What is the proper angle of a bicycle seat?
- The seat angle is the angle between the top tube and the seat tube. The head angle is the angle between the top tube and the head tube. For typical road bicycles, the head angle is between 71 and 74 degrees.

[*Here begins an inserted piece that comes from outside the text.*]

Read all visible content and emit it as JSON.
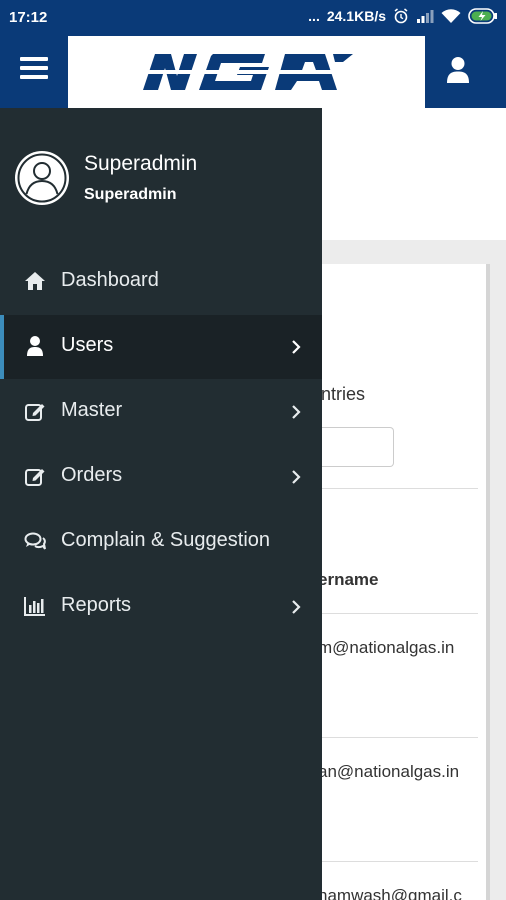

The head angle, in combination with the rake, determines how the bicycle handles.
- 1 What angle should a bike seat be at?

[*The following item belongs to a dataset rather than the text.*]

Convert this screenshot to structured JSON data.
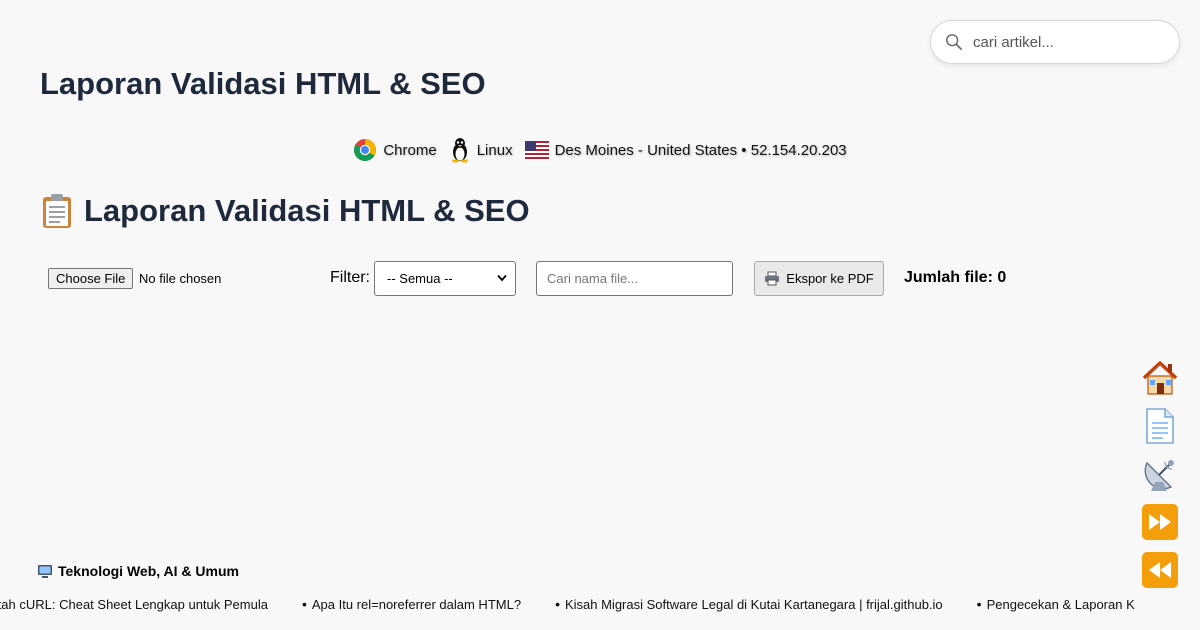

- 2 How do I stop my bike seat from hurting?
- 3 Should you be able to touch the ground when sitting on your bike?
- 4 Why is my bike seat pointing up?
- 5 Why is my bike seat tilted back?
- 6 How do you adjust a woman’s bike seat?
- 7 How do you adjust a saddle position?
- 8 Does bike seat pain go away?
- 9 Why is my bike seat so uncomfortable?
What angle should a bike seat be at?
To achieve a neutral weight balance between your saddle and hands, your saddle should be installed anywhere from level to 1-2 degrees nose up. This gets you sitting on the wider rear-part of the saddle and puts your upper body weight on your butt and not on your arms and shoulders.
How do I stop my bike seat from hurting?
6 Steps to Preventing and Alleviating Bike Saddle Pain
- Get Fitted for Your Bike …
- … And Your Saddle.
- Wear Padded Shorts.
- Stand Up.
- Try Chamois Cream.
- Slowly Build Time in the Saddle.
Should you be able to touch the ground when sitting on your bike?
When you are sitting on the saddle, you should be able to touch the ground with your tiptoes, but you shouldn’t be able to put your feet flat on the ground. If your toes are barely touching the ground, then the saddle could be slightly too high, and you will benefit from moving it down just a touch.
Why is my bike seat pointing up?
Problem: Saddle nose tilted upwards If sliding off the front of your saddle was bad enough, having the nose pointing skywards can cause just as many problems. The tilt means your pelvis is angled backwards, so all of the pressure of sitting on the saddle will be focused on your lower back, causing great discomfort.
Why is my bike seat tilted back?
Seat Sliding Backward or Forward This is caused by the saddle rails not having a tight enough fit on the seat post clamp. The first thing to do here is to check for dirt and debris. Remove your saddle and take apart your seat post clamp. You’ll want to check both the saddle rails and the seat post clamps.
How do you adjust a woman’s bike seat?
Saddle Adjustment: Height In general you should have a slight bend in your knee at the point of full extension. Adjust the saddle height in small increments until you feel balanced between your three contact points when you ride. Tilting your saddle too far up or down can quickly cause pain points.
How do you adjust a saddle position?
Saddle Height When your saddle is at the proper height you should have 27 to 37 degrees of flexion in your knee with the pedal all of the way down at the bottom of the pedal stroke. Raise or lower your seat by loosening the seat post clamp and moving the seat post up or down as needed.
Does bike seat pain go away?
Managing saddle sores over the long haul When you do get them, however, it’s best to take a break from your bike to give them time to heal. If you catch them early, they typically go away after a few days off the bike, but deeper sores may take few weeks, he says.
Why is my bike seat so uncomfortable?
Wrong Handlebar Position Having improper handlebar position can cause soreness from your bike seat. If you notice that you lean too much forward or backward, then it’s likely that you have the wrong positioning. This is caused by too high or low handlebars that may give you shorter or longer reach than necessary.